Input records:
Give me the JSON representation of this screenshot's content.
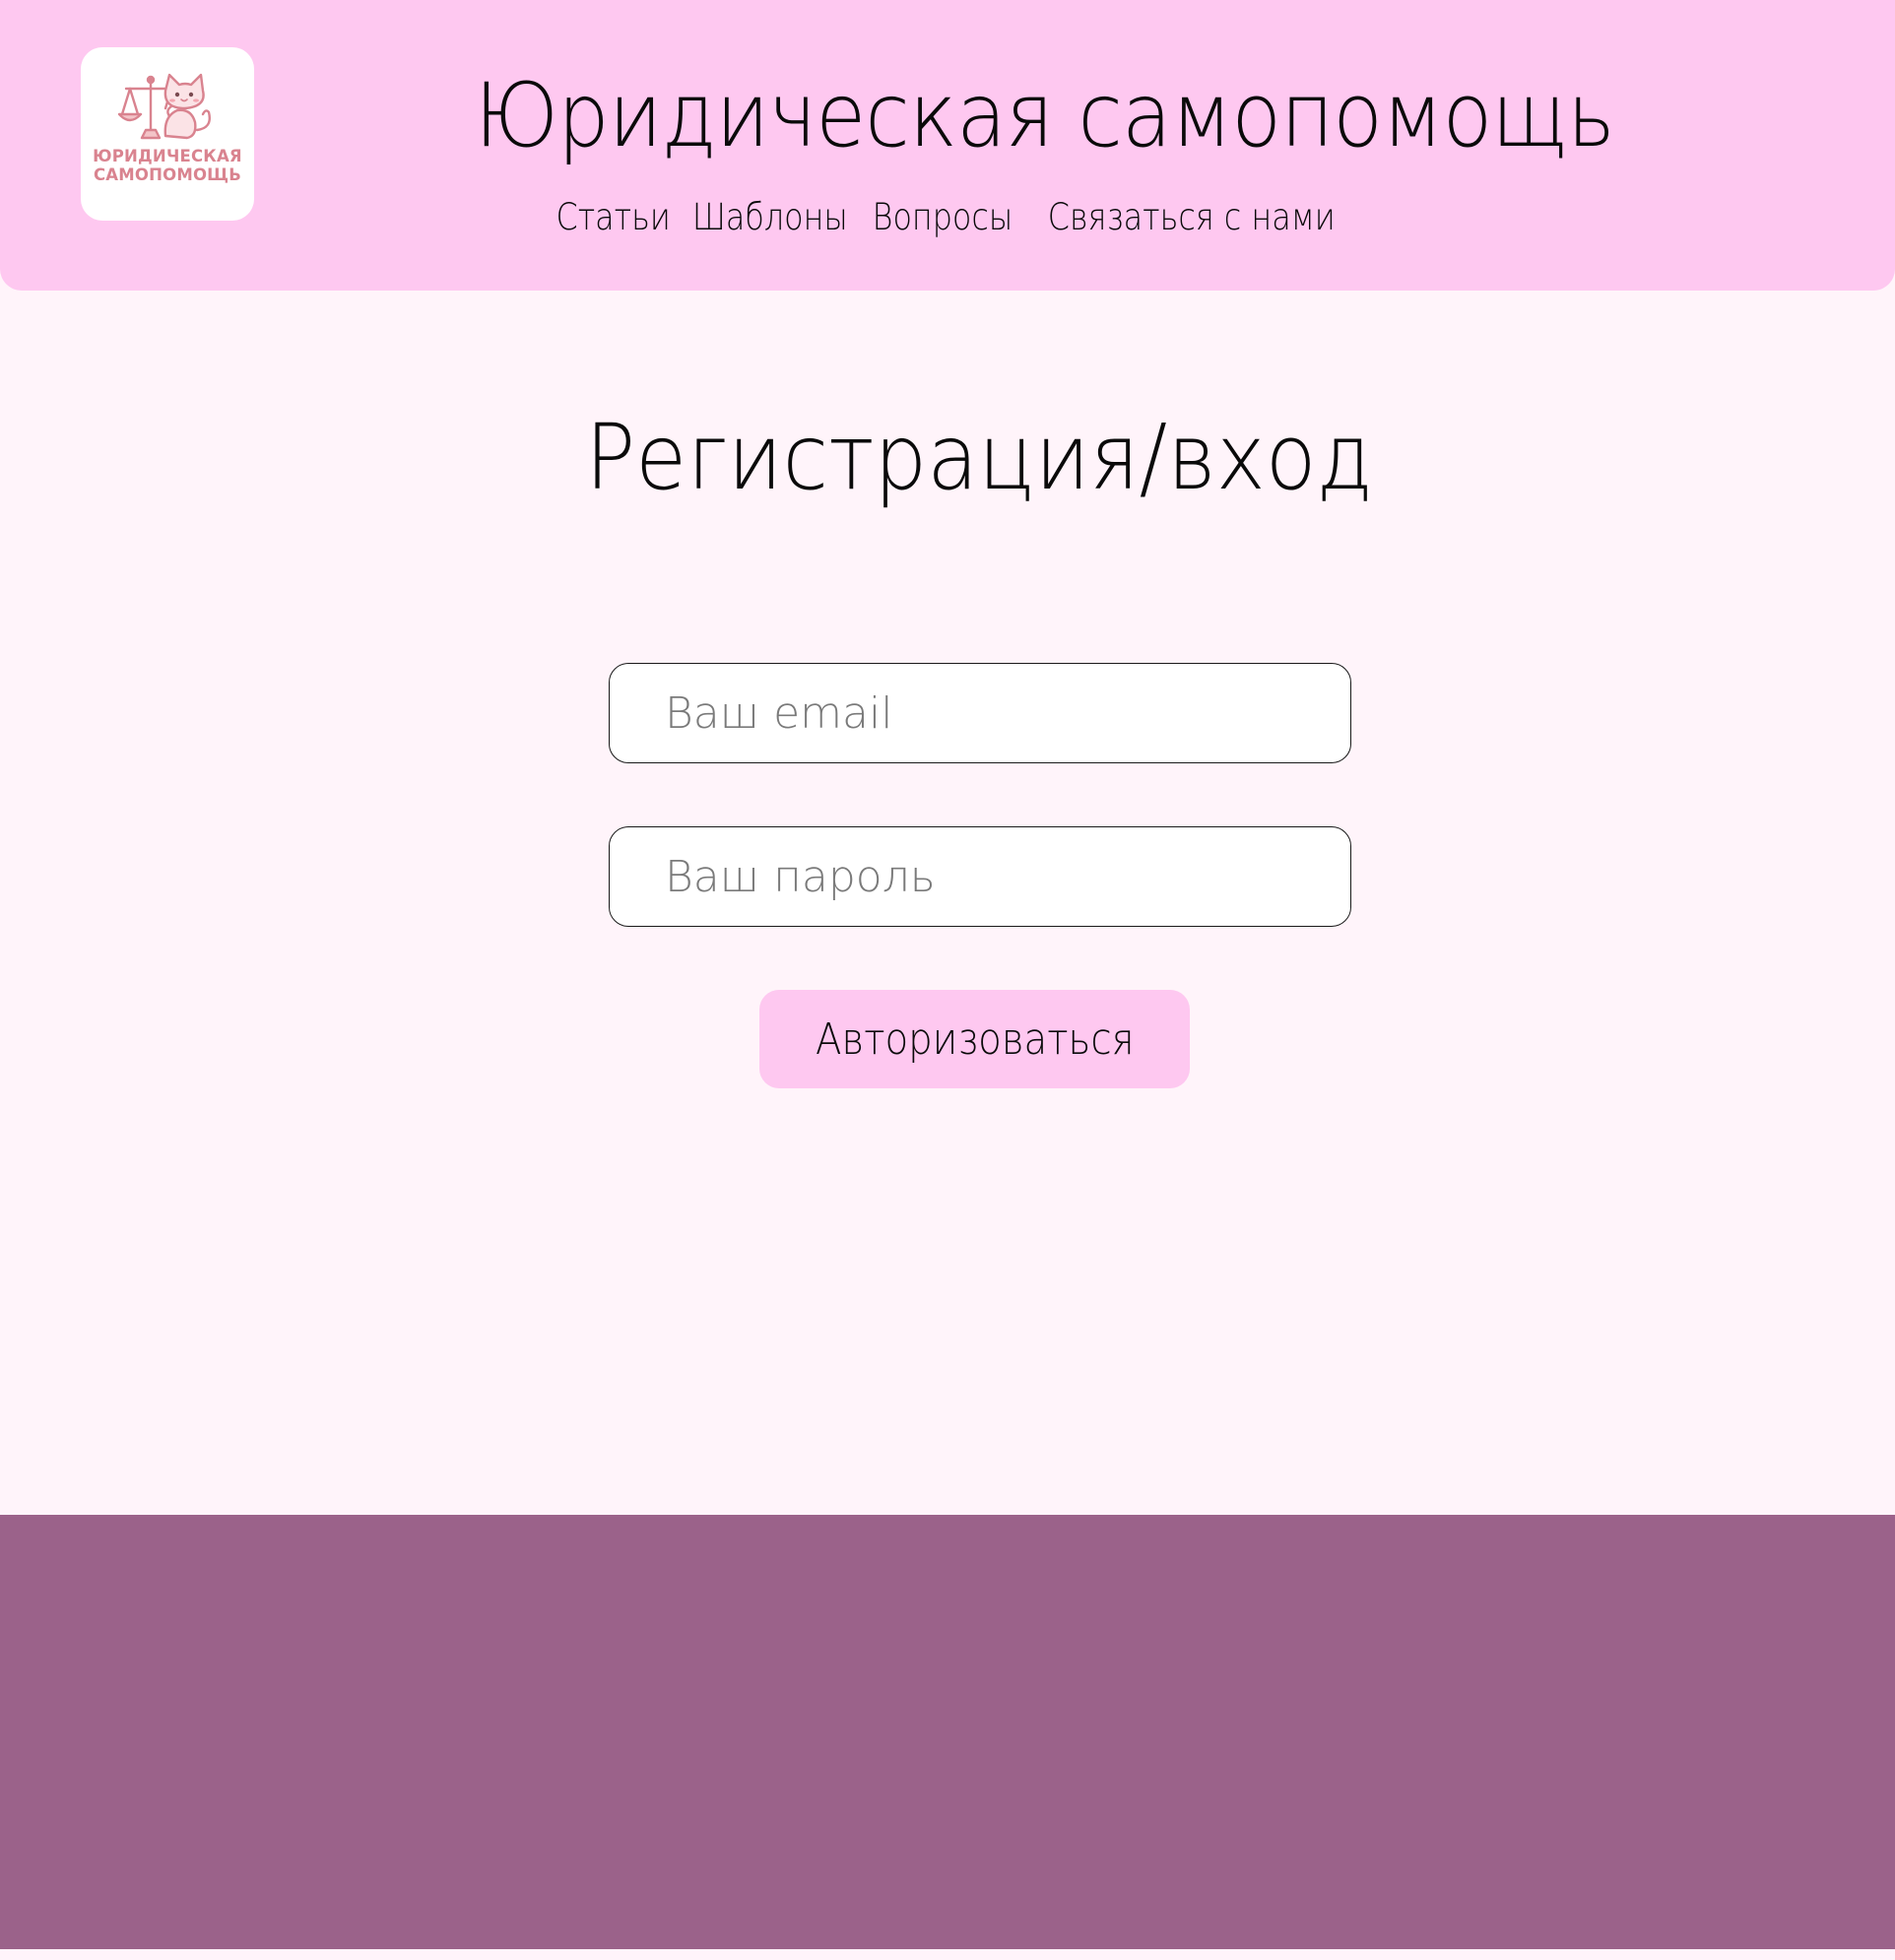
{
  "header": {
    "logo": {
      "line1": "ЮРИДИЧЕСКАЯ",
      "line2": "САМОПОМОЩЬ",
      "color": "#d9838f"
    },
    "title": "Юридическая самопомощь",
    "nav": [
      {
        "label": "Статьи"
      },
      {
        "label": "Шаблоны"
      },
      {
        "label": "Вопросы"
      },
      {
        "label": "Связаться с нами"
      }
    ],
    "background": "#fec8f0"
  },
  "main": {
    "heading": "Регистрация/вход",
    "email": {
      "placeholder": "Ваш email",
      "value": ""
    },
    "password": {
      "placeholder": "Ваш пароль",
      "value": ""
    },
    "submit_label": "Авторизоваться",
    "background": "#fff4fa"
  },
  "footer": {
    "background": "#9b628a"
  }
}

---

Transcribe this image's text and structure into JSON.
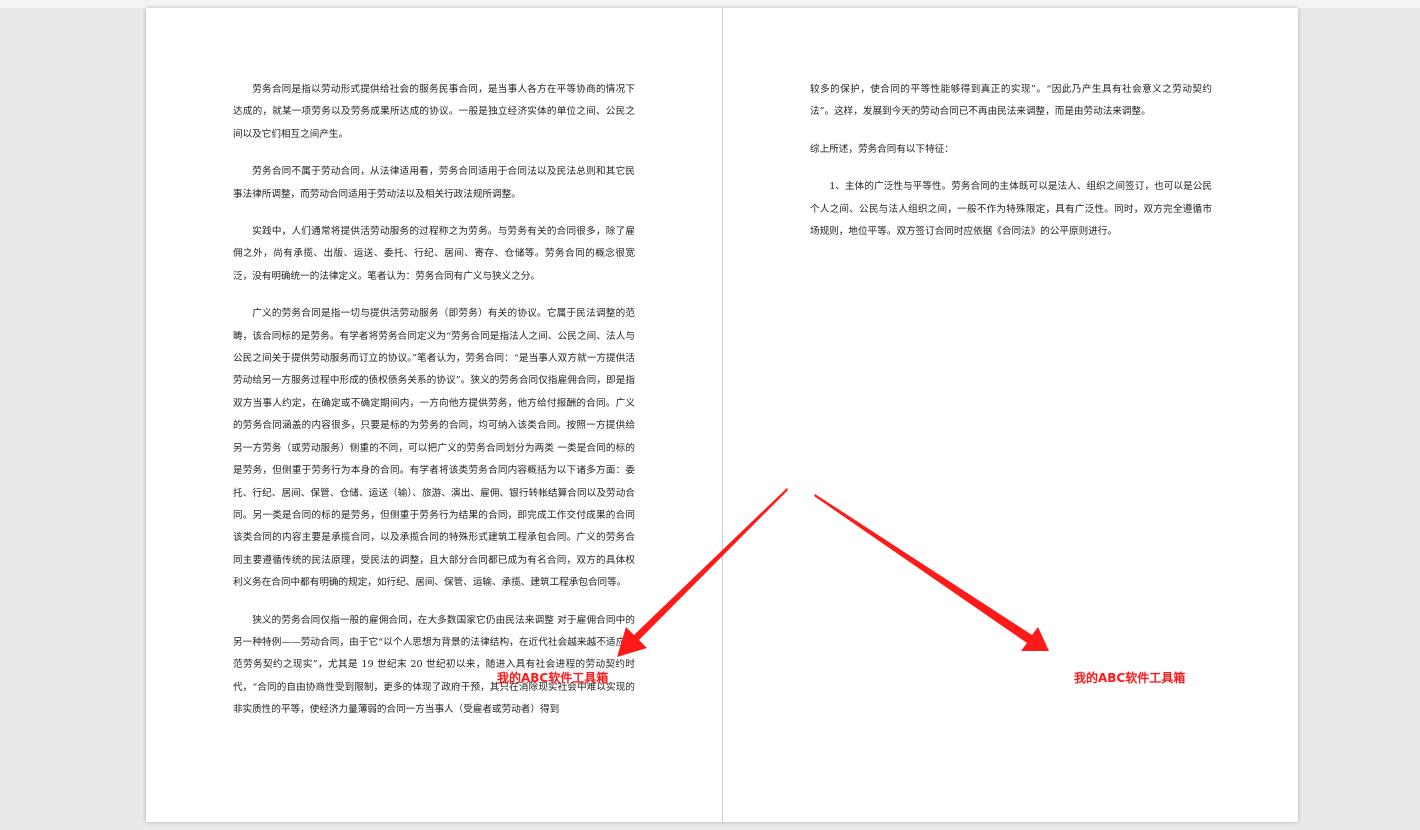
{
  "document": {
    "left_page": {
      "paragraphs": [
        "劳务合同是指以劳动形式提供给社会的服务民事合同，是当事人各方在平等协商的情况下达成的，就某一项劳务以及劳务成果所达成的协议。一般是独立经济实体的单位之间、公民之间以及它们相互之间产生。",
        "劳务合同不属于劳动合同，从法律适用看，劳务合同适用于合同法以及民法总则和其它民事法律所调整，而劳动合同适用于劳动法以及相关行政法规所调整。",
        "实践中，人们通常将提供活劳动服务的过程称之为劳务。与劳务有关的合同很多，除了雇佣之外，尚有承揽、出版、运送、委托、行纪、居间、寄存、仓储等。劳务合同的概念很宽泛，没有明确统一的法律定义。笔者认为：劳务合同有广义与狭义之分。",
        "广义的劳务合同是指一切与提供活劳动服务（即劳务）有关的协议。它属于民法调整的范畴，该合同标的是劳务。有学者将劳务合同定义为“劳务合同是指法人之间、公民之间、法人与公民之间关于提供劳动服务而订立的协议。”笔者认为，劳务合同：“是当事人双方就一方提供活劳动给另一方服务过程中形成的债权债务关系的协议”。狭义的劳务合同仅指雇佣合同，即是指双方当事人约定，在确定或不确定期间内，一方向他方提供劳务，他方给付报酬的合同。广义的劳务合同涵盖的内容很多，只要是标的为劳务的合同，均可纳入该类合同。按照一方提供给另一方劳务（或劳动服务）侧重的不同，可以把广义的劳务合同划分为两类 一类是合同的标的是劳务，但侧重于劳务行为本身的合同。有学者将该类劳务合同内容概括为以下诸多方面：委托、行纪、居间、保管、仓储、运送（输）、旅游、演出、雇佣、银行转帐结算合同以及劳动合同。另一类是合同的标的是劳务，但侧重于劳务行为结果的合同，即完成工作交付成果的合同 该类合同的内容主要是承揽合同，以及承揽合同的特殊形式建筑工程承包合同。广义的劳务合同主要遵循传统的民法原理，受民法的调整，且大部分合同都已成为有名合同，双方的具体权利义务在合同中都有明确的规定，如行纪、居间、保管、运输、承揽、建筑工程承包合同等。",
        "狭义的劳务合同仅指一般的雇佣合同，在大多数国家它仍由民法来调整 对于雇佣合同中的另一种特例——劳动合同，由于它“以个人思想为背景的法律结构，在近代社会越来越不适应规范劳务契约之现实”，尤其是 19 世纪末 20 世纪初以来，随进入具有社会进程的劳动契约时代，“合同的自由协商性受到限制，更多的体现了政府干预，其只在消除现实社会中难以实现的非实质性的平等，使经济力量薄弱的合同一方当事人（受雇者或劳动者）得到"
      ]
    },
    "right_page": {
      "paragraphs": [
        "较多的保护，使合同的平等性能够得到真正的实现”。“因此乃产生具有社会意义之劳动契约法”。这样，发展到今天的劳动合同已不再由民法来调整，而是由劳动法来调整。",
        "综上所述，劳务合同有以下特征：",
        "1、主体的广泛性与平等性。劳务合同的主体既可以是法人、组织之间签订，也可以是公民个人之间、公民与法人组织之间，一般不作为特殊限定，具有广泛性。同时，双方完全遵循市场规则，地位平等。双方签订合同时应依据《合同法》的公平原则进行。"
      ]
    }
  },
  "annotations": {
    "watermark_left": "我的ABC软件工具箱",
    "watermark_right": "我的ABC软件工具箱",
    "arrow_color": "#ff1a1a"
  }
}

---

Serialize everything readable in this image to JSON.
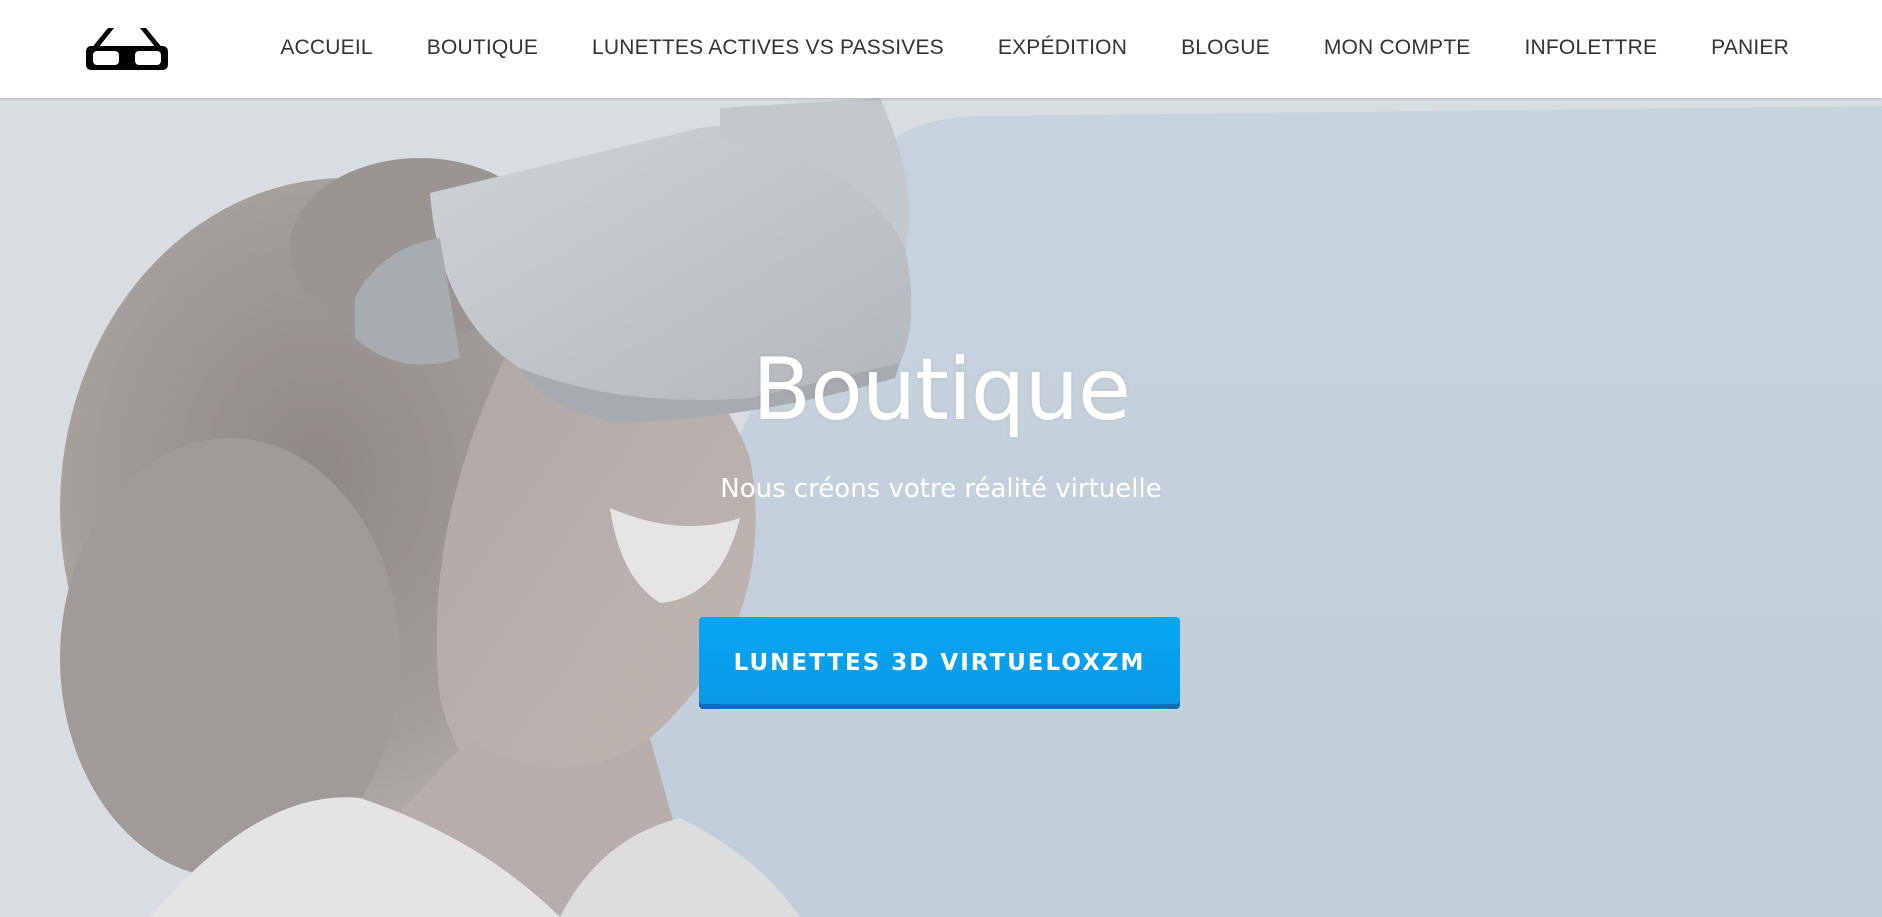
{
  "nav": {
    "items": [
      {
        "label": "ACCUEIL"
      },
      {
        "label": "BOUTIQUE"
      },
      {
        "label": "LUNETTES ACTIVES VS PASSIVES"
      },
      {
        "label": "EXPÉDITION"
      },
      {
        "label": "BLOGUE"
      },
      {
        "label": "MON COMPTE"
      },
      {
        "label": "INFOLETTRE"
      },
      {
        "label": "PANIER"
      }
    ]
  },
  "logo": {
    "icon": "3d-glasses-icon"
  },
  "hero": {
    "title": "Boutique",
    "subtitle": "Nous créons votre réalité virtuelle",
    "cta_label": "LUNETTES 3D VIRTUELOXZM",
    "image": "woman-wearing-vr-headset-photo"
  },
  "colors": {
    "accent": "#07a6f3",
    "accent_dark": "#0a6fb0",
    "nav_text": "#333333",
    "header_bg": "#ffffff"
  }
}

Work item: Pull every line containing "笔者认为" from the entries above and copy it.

Output for this exercise:
        "实践中，人们通常将提供活劳动服务的过程称之为劳务。与劳务有关的合同很多，除了雇佣之外，尚有承揽、出版、运送、委托、行纪、居间、寄存、仓储等。劳务合同的概念很宽泛，没有明确统一的法律定义。笔者认为：劳务合同有广义与狭义之分。",
        "广义的劳务合同是指一切与提供活劳动服务（即劳务）有关的协议。它属于民法调整的范畴，该合同标的是劳务。有学者将劳务合同定义为“劳务合同是指法人之间、公民之间、法人与公民之间关于提供劳动服务而订立的协议。”笔者认为，劳务合同：“是当事人双方就一方提供活劳动给另一方服务过程中形成的债权债务关系的协议”。狭义的劳务合同仅指雇佣合同，即是指双方当事人约定，在确定或不确定期间内，一方向他方提供劳务，他方给付报酬的合同。广义的劳务合同涵盖的内容很多，只要是标的为劳务的合同，均可纳入该类合同。按照一方提供给另一方劳务（或劳动服务）侧重的不同，可以把广义的劳务合同划分为两类 一类是合同的标的是劳务，但侧重于劳务行为本身的合同。有学者将该类劳务合同内容概括为以下诸多方面：委托、行纪、居间、保管、仓储、运送（输）、旅游、演出、雇佣、银行转帐结算合同以及劳动合同。另一类是合同的标的是劳务，但侧重于劳务行为结果的合同，即完成工作交付成果的合同 该类合同的内容主要是承揽合同，以及承揽合同的特殊形式建筑工程承包合同。广义的劳务合同主要遵循传统的民法原理，受民法的调整，且大部分合同都已成为有名合同，双方的具体权利义务在合同中都有明确的规定，如行纪、居间、保管、运输、承揽、建筑工程承包合同等。",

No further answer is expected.